Schools excluding pupils illegally, report says
Some schools in England are "acting illegally or unscrupulously" by excluding pupils by unofficial means,a Centre for Social Justice reportsays.
Some schools encourage parents to remove difficult children, avoiding officially excluding them but providing no support, the think tank report says.
It also calls for benefit cuts for parents who refuse all help with disruptive children.
The government said it was working to improve education for excluded pupils.
The report, No Excuses: A review of educational exclusion, is based on interviews with more than 100 heads, teachers, parents, pupils, local authority, voluntary and private sector workers, academics and other professionals.
It calls for more transparency in the area of school exclusions, saying official figures do not provide an accurate picture of exclusions in some schools.
Schools can transfer or swap pupils into alternative provision such as pupil referral units (PRUs) and vocational training without officially excluding them, it says.
Some schools are "failing to comply with their legal obligations" or are "carrying out unofficial illegal exclusions", the CSJ says. It outlined practices which include:
- Encouraging parents to withdraw their children from school voluntarily with a warning that the child would otherwise be permanently excluded, when a school with evidence for excluding a child has an obligation to pursue formal exclusion
- Using part-time schooling arrangements - allowed for children who have been ill or those returning after exclusion - as an alternative to permanent exclusion, when they are meant to be just a short-term measure
- Sending pupils out of school for a "cooling off" period, rather than using a formal short-term exclusion, when statutory guidance states this is illegal
- Using a school's powers to refer a pupil to other provision, such as off-site vocational training, as an alternative to exclusion, when the guidance says it should not be used for this purpose
"Some schools are taking an 'out of sight out of mind' approach to challenging pupils, and getting their behaviour ''off their hands", the report says.
The number of permanent exclusions has dropped in recent years, from 12,300 in 1997-8 to 5,740 in 2009-10, and the number of suspensions (fixed-term exclusions) have also dropped.
But the number of pupils educated in PRUs - units for pupils for whom mainstream education is not considered suitable - almost doubled between 1997 and 2007, the report points out.
"Although the number of permanent exclusions appears to be reducing, it is impossible to be clear of progress, given the uncertainty about the level of unofficial exclusions being used," the CSJ says.
The report also recommends sanctions such as cuts to welfare or child benefit payments for use against parents who refuse all help offered by schools to tackle problem pupils.
CSJ chief executive Gavin Poole said: "In some cases there is a core of parents simply refusing to engage with the school and in their child's education.
"Parents have to face up to the responsibility of parenting."
Last week, Prime Minister David Cameron said that the government was considering cutting benefits for parents of pupils who played truant persistently.
The CSJ also warned of a "climate of fear gripping many pupils who feel unsafe in school".
Its researchers were told of cases where children as young as seven had been found carrying knives to school.

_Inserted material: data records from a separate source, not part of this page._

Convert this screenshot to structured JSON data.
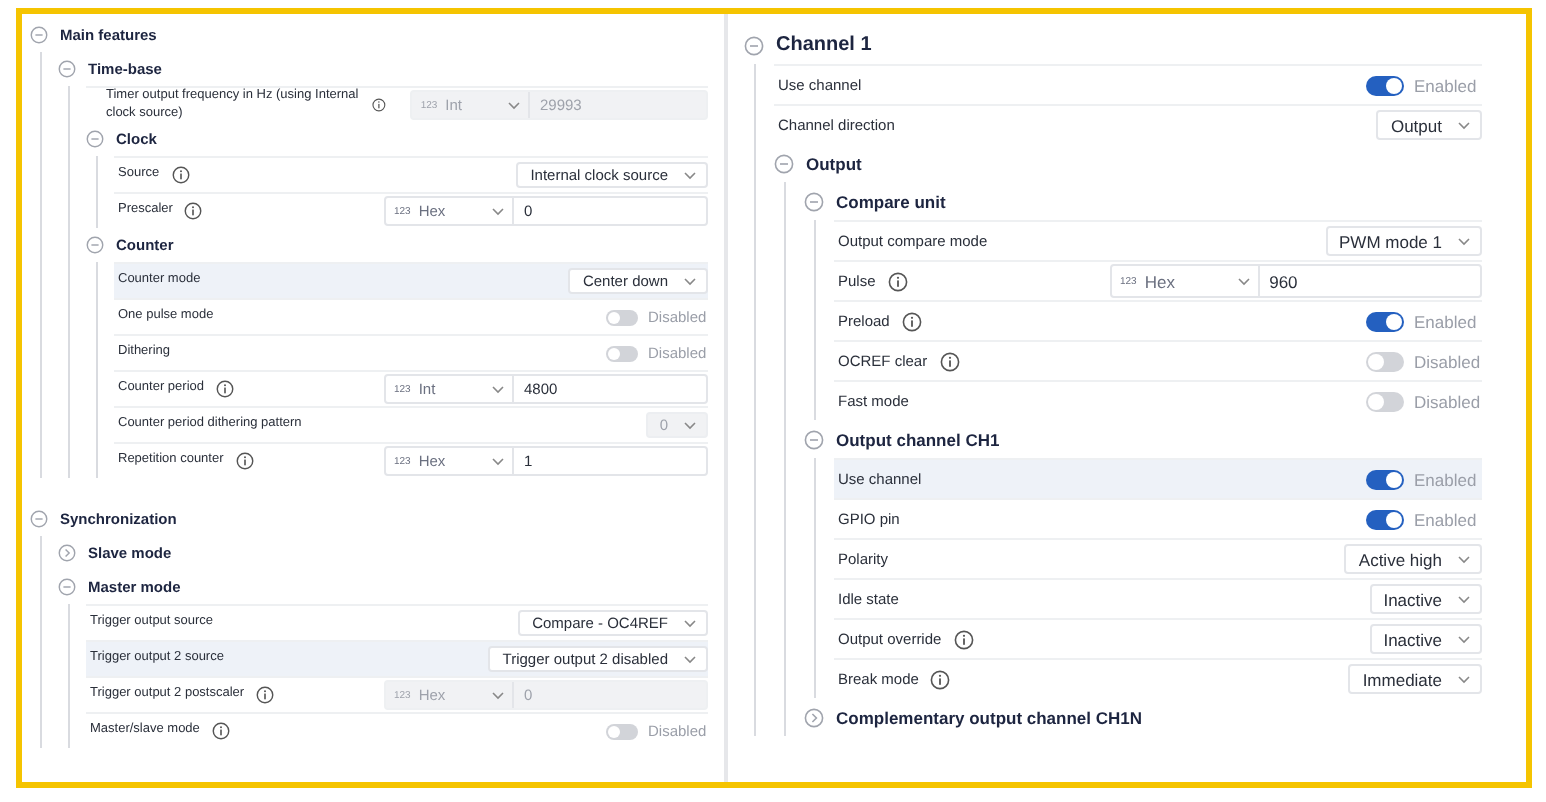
{
  "panels": [
    {
      "nodes": [
        {
          "title": "Main features",
          "expanded": true,
          "children": [
            {
              "title": "Time-base",
              "expanded": true,
              "rows": [
                {
                  "kind": "number",
                  "label": "Timer output frequency in Hz (using Internal clock source)",
                  "info": true,
                  "badge": "123",
                  "format": "Int",
                  "value": "29993",
                  "disabled": true,
                  "selected": false
                }
              ],
              "children": [
                {
                  "title": "Clock",
                  "expanded": true,
                  "rows": [
                    {
                      "kind": "select",
                      "label": "Source",
                      "info": true,
                      "value": "Internal clock source",
                      "disabled": false,
                      "selected": false
                    },
                    {
                      "kind": "number",
                      "label": "Prescaler",
                      "info": true,
                      "badge": "123",
                      "format": "Hex",
                      "value": "0",
                      "disabled": false,
                      "selected": false
                    }
                  ]
                },
                {
                  "title": "Counter",
                  "expanded": true,
                  "rows": [
                    {
                      "kind": "select",
                      "label": "Counter mode",
                      "info": false,
                      "value": "Center down",
                      "disabled": false,
                      "selected": true
                    },
                    {
                      "kind": "toggle",
                      "label": "One pulse mode",
                      "info": false,
                      "on": false,
                      "value": "Disabled",
                      "selected": false
                    },
                    {
                      "kind": "toggle",
                      "label": "Dithering",
                      "info": false,
                      "on": false,
                      "value": "Disabled",
                      "selected": false
                    },
                    {
                      "kind": "number",
                      "label": "Counter period",
                      "info": true,
                      "badge": "123",
                      "format": "Int",
                      "value": "4800",
                      "disabled": false,
                      "selected": false
                    },
                    {
                      "kind": "select",
                      "label": "Counter period dithering pattern",
                      "info": false,
                      "value": "0",
                      "disabled": true,
                      "selected": false
                    },
                    {
                      "kind": "number",
                      "label": "Repetition counter",
                      "info": true,
                      "badge": "123",
                      "format": "Hex",
                      "value": "1",
                      "disabled": false,
                      "selected": false
                    }
                  ]
                }
              ]
            }
          ]
        },
        {
          "title": "Synchronization",
          "expanded": true,
          "children": [
            {
              "title": "Slave mode",
              "expanded": false
            },
            {
              "title": "Master mode",
              "expanded": true,
              "rows": [
                {
                  "kind": "select",
                  "label": "Trigger output source",
                  "info": false,
                  "value": "Compare - OC4REF",
                  "disabled": false,
                  "selected": false
                },
                {
                  "kind": "select",
                  "label": "Trigger output 2 source",
                  "info": false,
                  "value": "Trigger output 2 disabled",
                  "disabled": false,
                  "selected": true
                },
                {
                  "kind": "number",
                  "label": "Trigger output 2 postscaler",
                  "info": true,
                  "badge": "123",
                  "format": "Hex",
                  "value": "0",
                  "disabled": true,
                  "selected": false
                },
                {
                  "kind": "toggle",
                  "label": "Master/slave mode",
                  "info": true,
                  "on": false,
                  "value": "Disabled",
                  "selected": false
                }
              ]
            }
          ]
        }
      ]
    },
    {
      "nodes": [
        {
          "title": "Channel 1",
          "expanded": true,
          "rows": [
            {
              "kind": "toggle",
              "label": "Use channel",
              "info": false,
              "on": true,
              "value": "Enabled",
              "selected": false
            },
            {
              "kind": "select",
              "label": "Channel direction",
              "info": false,
              "value": "Output",
              "disabled": false,
              "selected": false
            }
          ],
          "children": [
            {
              "title": "Output",
              "expanded": true,
              "children": [
                {
                  "title": "Compare unit",
                  "expanded": true,
                  "rows": [
                    {
                      "kind": "select",
                      "label": "Output compare mode",
                      "info": false,
                      "value": "PWM mode 1",
                      "disabled": false,
                      "selected": false
                    },
                    {
                      "kind": "number",
                      "label": "Pulse",
                      "info": true,
                      "badge": "123",
                      "format": "Hex",
                      "value": "960",
                      "disabled": false,
                      "selected": false
                    },
                    {
                      "kind": "toggle",
                      "label": "Preload",
                      "info": true,
                      "on": true,
                      "value": "Enabled",
                      "selected": false
                    },
                    {
                      "kind": "toggle",
                      "label": "OCREF clear",
                      "info": true,
                      "on": false,
                      "value": "Disabled",
                      "selected": false
                    },
                    {
                      "kind": "toggle",
                      "label": "Fast mode",
                      "info": false,
                      "on": false,
                      "value": "Disabled",
                      "selected": false
                    }
                  ]
                },
                {
                  "title": "Output channel CH1",
                  "expanded": true,
                  "rows": [
                    {
                      "kind": "toggle",
                      "label": "Use channel",
                      "info": false,
                      "on": true,
                      "value": "Enabled",
                      "selected": true
                    },
                    {
                      "kind": "toggle",
                      "label": "GPIO pin",
                      "info": false,
                      "on": true,
                      "value": "Enabled",
                      "selected": false
                    },
                    {
                      "kind": "select",
                      "label": "Polarity",
                      "info": false,
                      "value": "Active high",
                      "disabled": false,
                      "selected": false
                    },
                    {
                      "kind": "select",
                      "label": "Idle state",
                      "info": false,
                      "value": "Inactive",
                      "disabled": false,
                      "selected": false
                    },
                    {
                      "kind": "select",
                      "label": "Output override",
                      "info": true,
                      "value": "Inactive",
                      "disabled": false,
                      "selected": false
                    },
                    {
                      "kind": "select",
                      "label": "Break mode",
                      "info": true,
                      "value": "Immediate",
                      "disabled": false,
                      "selected": false
                    }
                  ]
                },
                {
                  "title": "Complementary output channel CH1N",
                  "expanded": false
                }
              ]
            }
          ]
        }
      ]
    }
  ]
}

"Often the children said that they had brought the knives in because they were being bullied in school, to scare someone, or because they were being bullied by older children or, in one example, by someone's father, on their way home from school," the CSJ said.
"The extent to which pupils in some of our schools are feeling unsafe and the impact that weapon-carrying street gang activity and conflict is having on their behaviour is staggering."
The CSJ, however, also praised the work of some schools in providing disruptive pupils with extra support.
It said it had found shocking accounts of abuse and neglect which lead to poor behaviour and called for a shift towards early intervention to help students before their problems became serious.
The need was evident in the "tragic fact" of children excluded at an early age - for example, 320 children below the age of eight were permanently excluded from school in 2009-10, it said.
The report also welcomed government plans to pilot a system where schools are responsible for the funding and commissioning of provision for excluded pupils, and for their exam results.
But it warned that if targets for reducing exclusions were maintained, the system could inadvertently fuel unofficial exclusions.
The CSJ was founded by Iain Duncan-Smith, now Conservative Work and Pensions Secretary, and counts Labour figures such as Frank Field and David Blunkett, as well as Tories including William Hague on its advisory council.
Schools Minister Nick Gibb said: "We know that children who need to be taken out of mainstream schools are not getting the education they deserve."
He said the government was increasing the autonomy, accountability and diversity of alternative provision to help drive up standards.
Good or outstanding PRUs would be able to apply to become academies, operating outside local authority control, while schools would be given more power and responsibility to provide for excluded pupils, he said.
Mr Gove said early this month that far too few PRUs met the required standard, and said he had commissioned an adviser to explore how provision could be improved.
However, Russell Hobby, secretary general of the National Association of Head Teachers, said the study was mistaken in criticising the use of alternative provision before exclusion.
"In fact, this is essential, and getting a child with difficulties the swift specialist support they need can prevent exclusion and assist re-integration into the mainstream," he said.